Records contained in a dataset
· · · · ·

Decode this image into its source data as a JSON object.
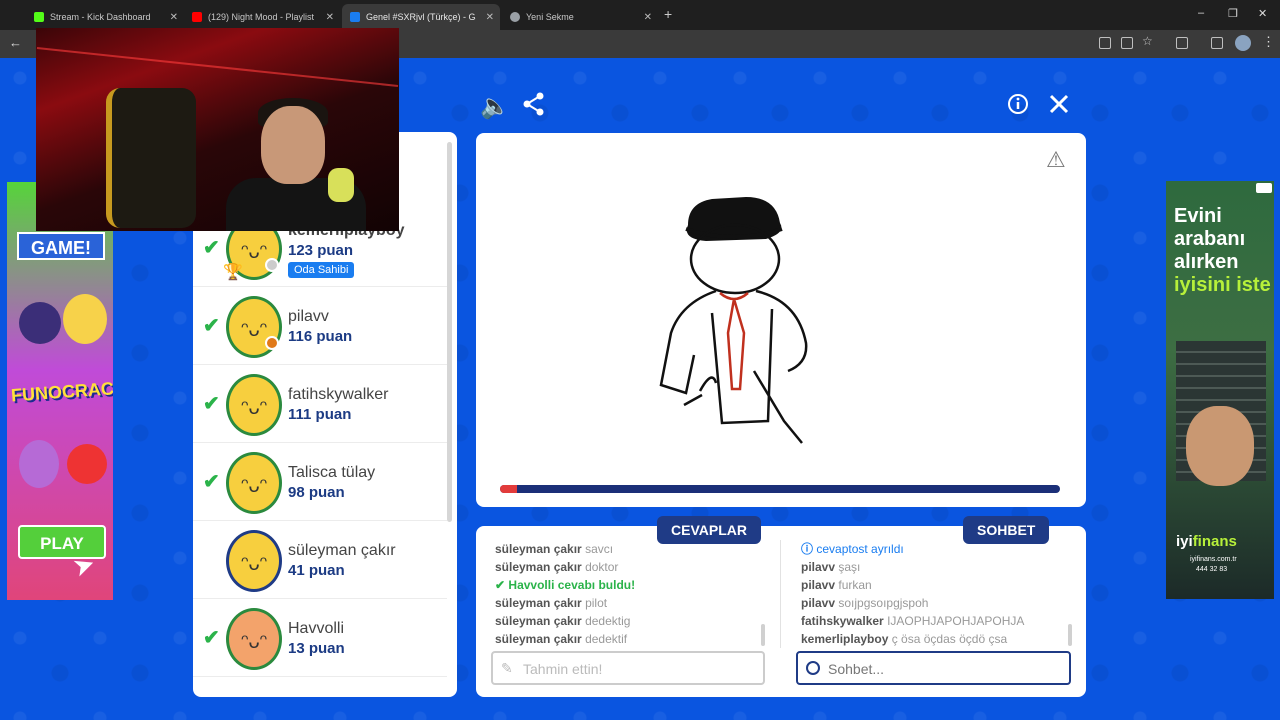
{
  "browser": {
    "tabs": [
      {
        "title": "Stream - Kick Dashboard",
        "color": "#53fc18"
      },
      {
        "title": "(129) Night Mood - Playlist",
        "color": "#ff0000"
      },
      {
        "title": "Genel #SXRjvl (Türkçe) - Gartic",
        "color": "#1a7df0"
      },
      {
        "title": "Yeni Sekme",
        "color": "#9aa0a6"
      }
    ],
    "new_tab": "+",
    "window": {
      "minimize": "–",
      "restore": "❐",
      "close": "✕"
    },
    "back": "←",
    "menu": "⋮"
  },
  "game": {
    "icons": {
      "sound": "speaker-icon",
      "share": "share-icon",
      "info": "info-icon",
      "close": "close-icon"
    },
    "players": [
      {
        "name": "kemerliplayboy",
        "points": "123 puan",
        "guessed": true,
        "badge": "Oda Sahibi",
        "trophy": true,
        "status": "gray"
      },
      {
        "name": "pilavv",
        "points": "116 puan",
        "guessed": true,
        "status": "orange"
      },
      {
        "name": "fatihskywalker",
        "points": "111 puan",
        "guessed": true
      },
      {
        "name": "Talisca tülay",
        "points": "98 puan",
        "guessed": true
      },
      {
        "name": "süleyman çakır",
        "points": "41 puan",
        "guessed": false
      },
      {
        "name": "Havvolli",
        "points": "13 puan",
        "guessed": true
      }
    ],
    "timer_fraction": 0.03,
    "colors": {
      "accent": "#1f3b86",
      "success": "#2bb34a",
      "timer": "#e23b3b",
      "background": "#0a55e0"
    },
    "answers_tab": "CEVAPLAR",
    "chat_tab": "SOHBET",
    "answers": [
      {
        "who": "süleyman çakır",
        "text": "savcı"
      },
      {
        "who": "süleyman çakır",
        "text": "doktor"
      },
      {
        "who": "✔",
        "text": "Havvolli cevabı buldu!",
        "kind": "success"
      },
      {
        "who": "süleyman çakır",
        "text": "pilot"
      },
      {
        "who": "süleyman çakır",
        "text": "dedektig"
      },
      {
        "who": "süleyman çakır",
        "text": "dedektif"
      }
    ],
    "chat": [
      {
        "who": "ⓘ",
        "text": "cevaptost ayrıldı",
        "kind": "info"
      },
      {
        "who": "pilavv",
        "text": "şaşı"
      },
      {
        "who": "pilavv",
        "text": "furkan"
      },
      {
        "who": "pilavv",
        "text": "soıjpgsoıpgjspoh"
      },
      {
        "who": "fatihskywalker",
        "text": "IJAOPHJAPOHJAPOHJA"
      },
      {
        "who": "kemerliplayboy",
        "text": "ç ösa öçdas öçdö çsa"
      }
    ],
    "guess_placeholder": "Tahmin ettin!",
    "chat_placeholder": "Sohbet...",
    "chat_value": ""
  },
  "ad_right": {
    "headline_1": "Evini arabanı alırken",
    "headline_2": "iyisini iste",
    "brand_1": "iyi",
    "brand_2": "finans",
    "site": "iyifinans.com.tr",
    "phone": "444 32 83"
  },
  "ad_left": {
    "game_label": "GAME!",
    "fun_label": "FUNOCRACY",
    "play_label": "PLAY"
  }
}
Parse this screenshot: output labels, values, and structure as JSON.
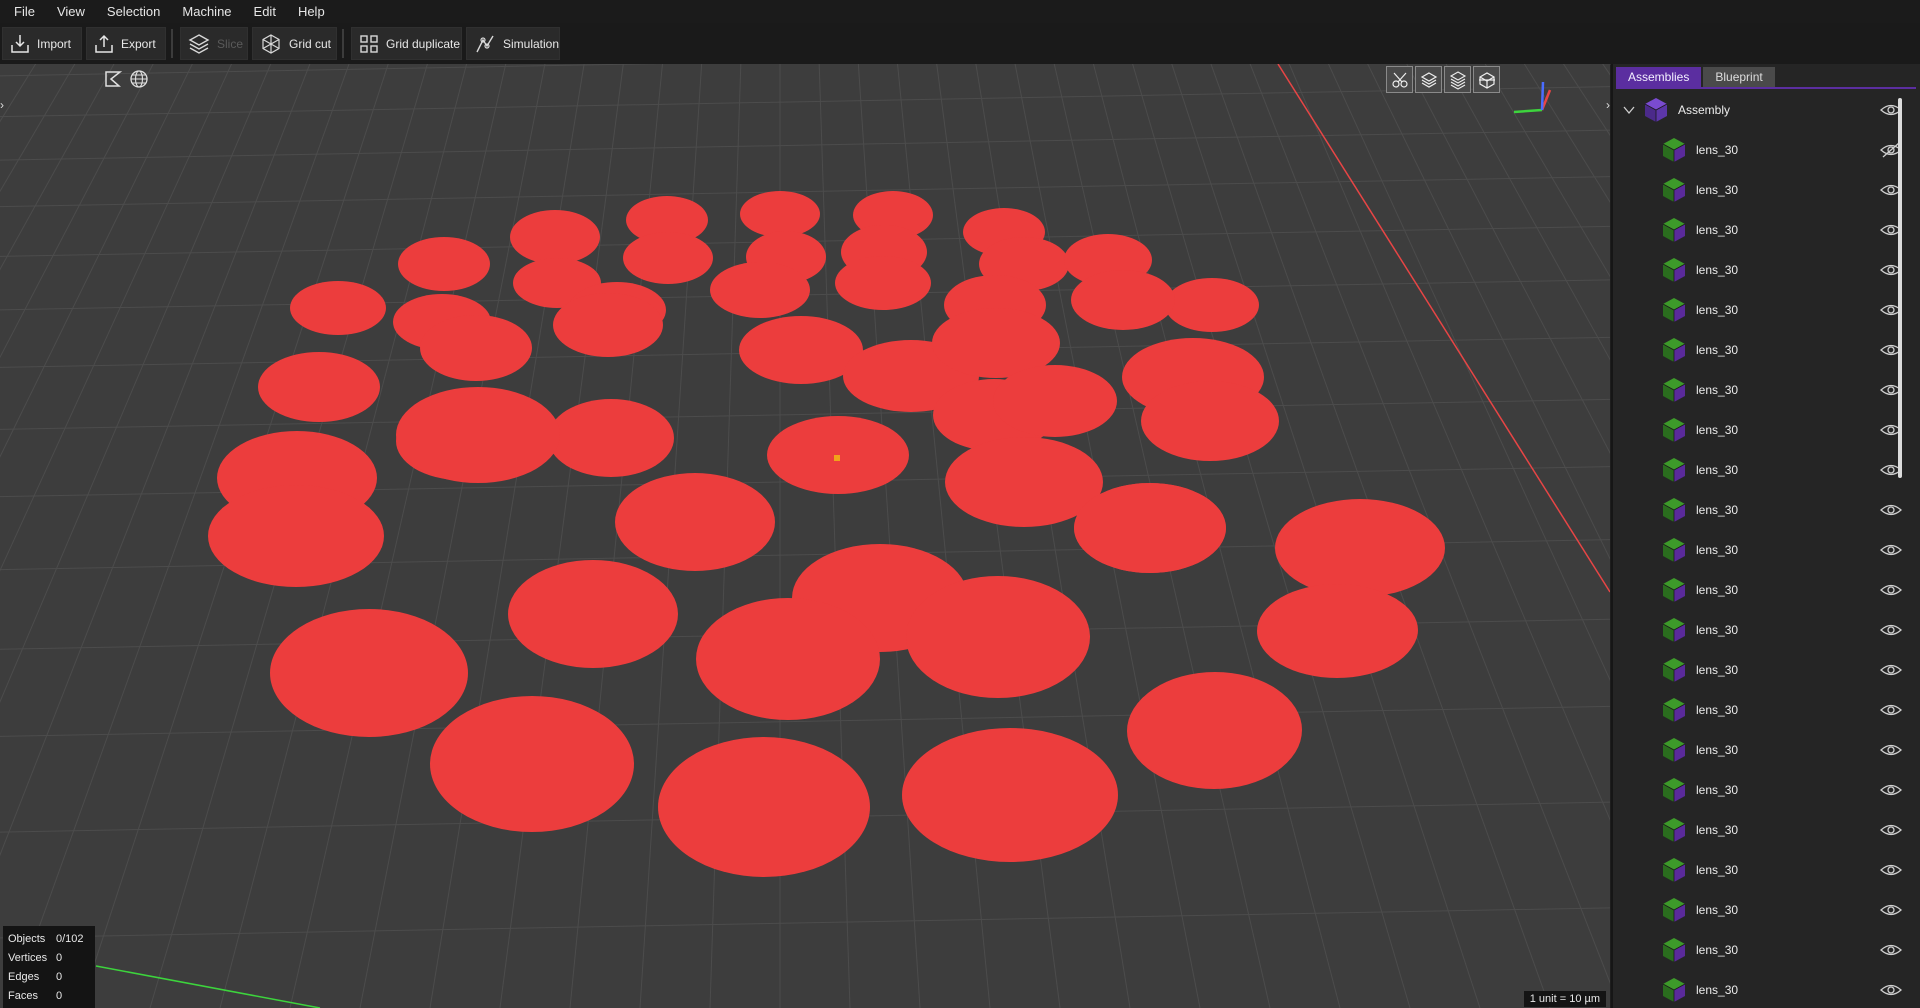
{
  "menu": [
    "File",
    "View",
    "Selection",
    "Machine",
    "Edit",
    "Help"
  ],
  "toolbar": {
    "import": "Import",
    "export": "Export",
    "slice": "Slice",
    "grid_cut": "Grid cut",
    "grid_duplicate": "Grid duplicate",
    "simulation": "Simulation"
  },
  "viewport": {
    "left_edge_arrow": "›",
    "right_edge_arrow": "›",
    "top_left_icons": [
      "perspective-icon",
      "globe-icon"
    ],
    "view_icons": [
      "cut-view-icon",
      "layers-icon",
      "layers-alt-icon",
      "cube-wireframe-icon"
    ],
    "object_color": "#ec3d3d",
    "selection_marker_color": "#f2a21a",
    "stats": [
      {
        "label": "Objects",
        "value": "0/102"
      },
      {
        "label": "Vertices",
        "value": "0"
      },
      {
        "label": "Edges",
        "value": "0"
      },
      {
        "label": "Faces",
        "value": "0"
      }
    ],
    "scale": "1 unit = 10 µm"
  },
  "panel": {
    "tabs": [
      {
        "label": "Assemblies",
        "active": true
      },
      {
        "label": "Blueprint",
        "active": false
      }
    ],
    "root": {
      "label": "Assembly",
      "icon": "assembly-cube-icon"
    },
    "items": [
      {
        "label": "lens_30",
        "hidden": true
      },
      {
        "label": "lens_30",
        "hidden": false
      },
      {
        "label": "lens_30",
        "hidden": false
      },
      {
        "label": "lens_30",
        "hidden": false
      },
      {
        "label": "lens_30",
        "hidden": false
      },
      {
        "label": "lens_30",
        "hidden": false
      },
      {
        "label": "lens_30",
        "hidden": false
      },
      {
        "label": "lens_30",
        "hidden": false
      },
      {
        "label": "lens_30",
        "hidden": false
      },
      {
        "label": "lens_30",
        "hidden": false
      },
      {
        "label": "lens_30",
        "hidden": false
      },
      {
        "label": "lens_30",
        "hidden": false
      },
      {
        "label": "lens_30",
        "hidden": false
      },
      {
        "label": "lens_30",
        "hidden": false
      },
      {
        "label": "lens_30",
        "hidden": false
      },
      {
        "label": "lens_30",
        "hidden": false
      },
      {
        "label": "lens_30",
        "hidden": false
      },
      {
        "label": "lens_30",
        "hidden": false
      },
      {
        "label": "lens_30",
        "hidden": false
      },
      {
        "label": "lens_30",
        "hidden": false
      },
      {
        "label": "lens_30",
        "hidden": false
      },
      {
        "label": "lens_30",
        "hidden": false
      },
      {
        "label": "lens_30",
        "hidden": false
      }
    ]
  }
}
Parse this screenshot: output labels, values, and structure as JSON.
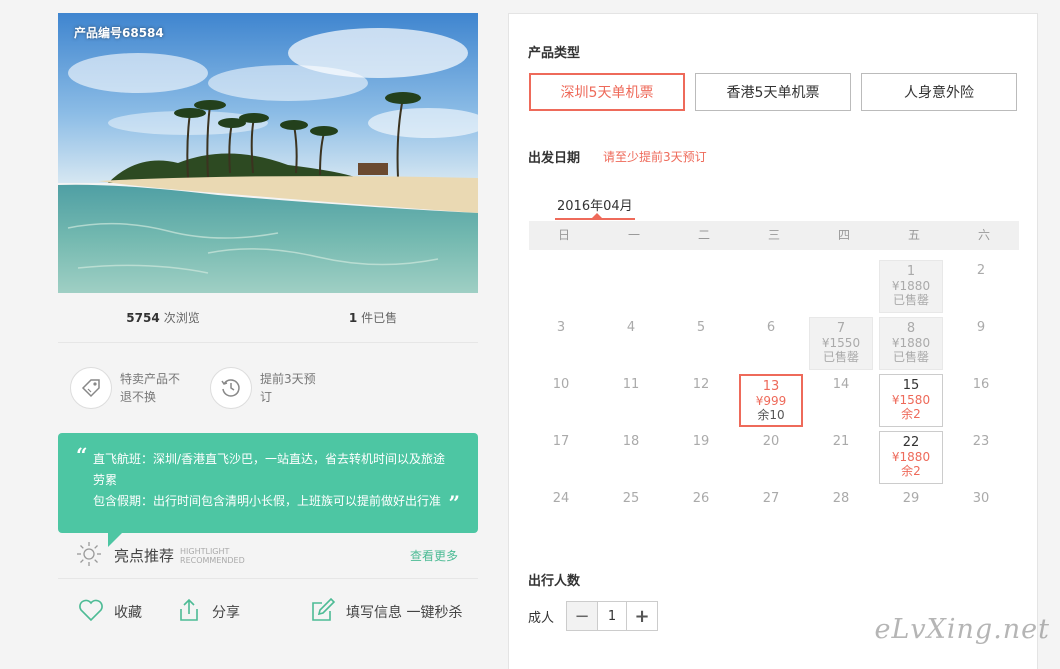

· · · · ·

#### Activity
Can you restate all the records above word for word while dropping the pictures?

#### Response area
Decode this image into its source data as a JSON object.
{
  "browser": {
    "tabs": [
      {
        "title": "Stream - Kick Dashboard",
        "color": "#53fc18"
      },
      {
        "title": "(129) Night Mood - Playlist",
        "color": "#ff0000"
      },
      {
        "title": "Genel #SXRjvl (Türkçe) - Gartic",
        "color": "#1a7df0"
      },
      {
        "title": "Yeni Sekme",
        "color": "#9aa0a6"
      }
    ],
    "new_tab": "+",
    "window": {
      "minimize": "–",
      "restore": "❐",
      "close": "✕"
    },
    "back": "←",
    "menu": "⋮"
  },
  "game": {
    "icons": {
      "sound": "speaker-icon",
      "share": "share-icon",
      "info": "info-icon",
      "close": "close-icon"
    },
    "players": [
      {
        "name": "kemerliplayboy",
        "points": "123 puan",
        "guessed": true,
        "badge": "Oda Sahibi",
        "trophy": true,
        "status": "gray"
      },
      {
        "name": "pilavv",
        "points": "116 puan",
        "guessed": true,
        "status": "orange"
      },
      {
        "name": "fatihskywalker",
        "points": "111 puan",
        "guessed": true
      },
      {
        "name": "Talisca tülay",
        "points": "98 puan",
        "guessed": true
      },
      {
        "name": "süleyman çakır",
        "points": "41 puan",
        "guessed": false
      },
      {
        "name": "Havvolli",
        "points": "13 puan",
        "guessed": true
      }
    ],
    "timer_fraction": 0.03,
    "colors": {
      "accent": "#1f3b86",
      "success": "#2bb34a",
      "timer": "#e23b3b",
      "background": "#0a55e0"
    },
    "answers_tab": "CEVAPLAR",
    "chat_tab": "SOHBET",
    "answers": [
      {
        "who": "süleyman çakır",
        "text": "savcı"
      },
      {
        "who": "süleyman çakır",
        "text": "doktor"
      },
      {
        "who": "✔",
        "text": "Havvolli cevabı buldu!",
        "kind": "success"
      },
      {
        "who": "süleyman çakır",
        "text": "pilot"
      },
      {
        "who": "süleyman çakır",
        "text": "dedektig"
      },
      {
        "who": "süleyman çakır",
        "text": "dedektif"
      }
    ],
    "chat": [
      {
        "who": "ⓘ",
        "text": "cevaptost ayrıldı",
        "kind": "info"
      },
      {
        "who": "pilavv",
        "text": "şaşı"
      },
      {
        "who": "pilavv",
        "text": "furkan"
      },
      {
        "who": "pilavv",
        "text": "soıjpgsoıpgjspoh"
      },
      {
        "who": "fatihskywalker",
        "text": "IJAOPHJAPOHJAPOHJA"
      },
      {
        "who": "kemerliplayboy",
        "text": "ç ösa öçdas öçdö çsa"
      }
    ],
    "guess_placeholder": "Tahmin ettin!",
    "chat_placeholder": "Sohbet...",
    "chat_value": ""
  },
  "ad_right": {
    "headline_1": "Evini arabanı alırken",
    "headline_2": "iyisini iste",
    "brand_1": "iyi",
    "brand_2": "finans",
    "site": "iyifinans.com.tr",
    "phone": "444 32 83"
  },
  "ad_left": {
    "game_label": "GAME!",
    "fun_label": "FUNOCRACY",
    "play_label": "PLAY"
  }
}
Parse this screenshot: output labels, values, and structure as JSON.
{
  "menu": [
    "File",
    "View",
    "Selection",
    "Machine",
    "Edit",
    "Help"
  ],
  "toolbar": {
    "import": "Import",
    "export": "Export",
    "slice": "Slice",
    "grid_cut": "Grid cut",
    "grid_duplicate": "Grid duplicate",
    "simulation": "Simulation"
  },
  "viewport": {
    "left_edge_arrow": "›",
    "right_edge_arrow": "›",
    "top_left_icons": [
      "perspective-icon",
      "globe-icon"
    ],
    "view_icons": [
      "cut-view-icon",
      "layers-icon",
      "layers-alt-icon",
      "cube-wireframe-icon"
    ],
    "object_color": "#ec3d3d",
    "selection_marker_color": "#f2a21a",
    "stats": [
      {
        "label": "Objects",
        "value": "0/102"
      },
      {
        "label": "Vertices",
        "value": "0"
      },
      {
        "label": "Edges",
        "value": "0"
      },
      {
        "label": "Faces",
        "value": "0"
      }
    ],
    "scale": "1 unit = 10 µm"
  },
  "panel": {
    "tabs": [
      {
        "label": "Assemblies",
        "active": true
      },
      {
        "label": "Blueprint",
        "active": false
      }
    ],
    "root": {
      "label": "Assembly",
      "icon": "assembly-cube-icon"
    },
    "items": [
      {
        "label": "lens_30",
        "hidden": true
      },
      {
        "label": "lens_30",
        "hidden": false
      },
      {
        "label": "lens_30",
        "hidden": false
      },
      {
        "label": "lens_30",
        "hidden": false
      },
      {
        "label": "lens_30",
        "hidden": false
      },
      {
        "label": "lens_30",
        "hidden": false
      },
      {
        "label": "lens_30",
        "hidden": false
      },
      {
        "label": "lens_30",
        "hidden": false
      },
      {
        "label": "lens_30",
        "hidden": false
      },
      {
        "label": "lens_30",
        "hidden": false
      },
      {
        "label": "lens_30",
        "hidden": false
      },
      {
        "label": "lens_30",
        "hidden": false
      },
      {
        "label": "lens_30",
        "hidden": false
      },
      {
        "label": "lens_30",
        "hidden": false
      },
      {
        "label": "lens_30",
        "hidden": false
      },
      {
        "label": "lens_30",
        "hidden": false
      },
      {
        "label": "lens_30",
        "hidden": false
      },
      {
        "label": "lens_30",
        "hidden": false
      },
      {
        "label": "lens_30",
        "hidden": false
      },
      {
        "label": "lens_30",
        "hidden": false
      },
      {
        "label": "lens_30",
        "hidden": false
      },
      {
        "label": "lens_30",
        "hidden": false
      },
      {
        "label": "lens_30",
        "hidden": false
      }
    ]
  }
}
Parse this screenshot: output labels, values, and structure as JSON.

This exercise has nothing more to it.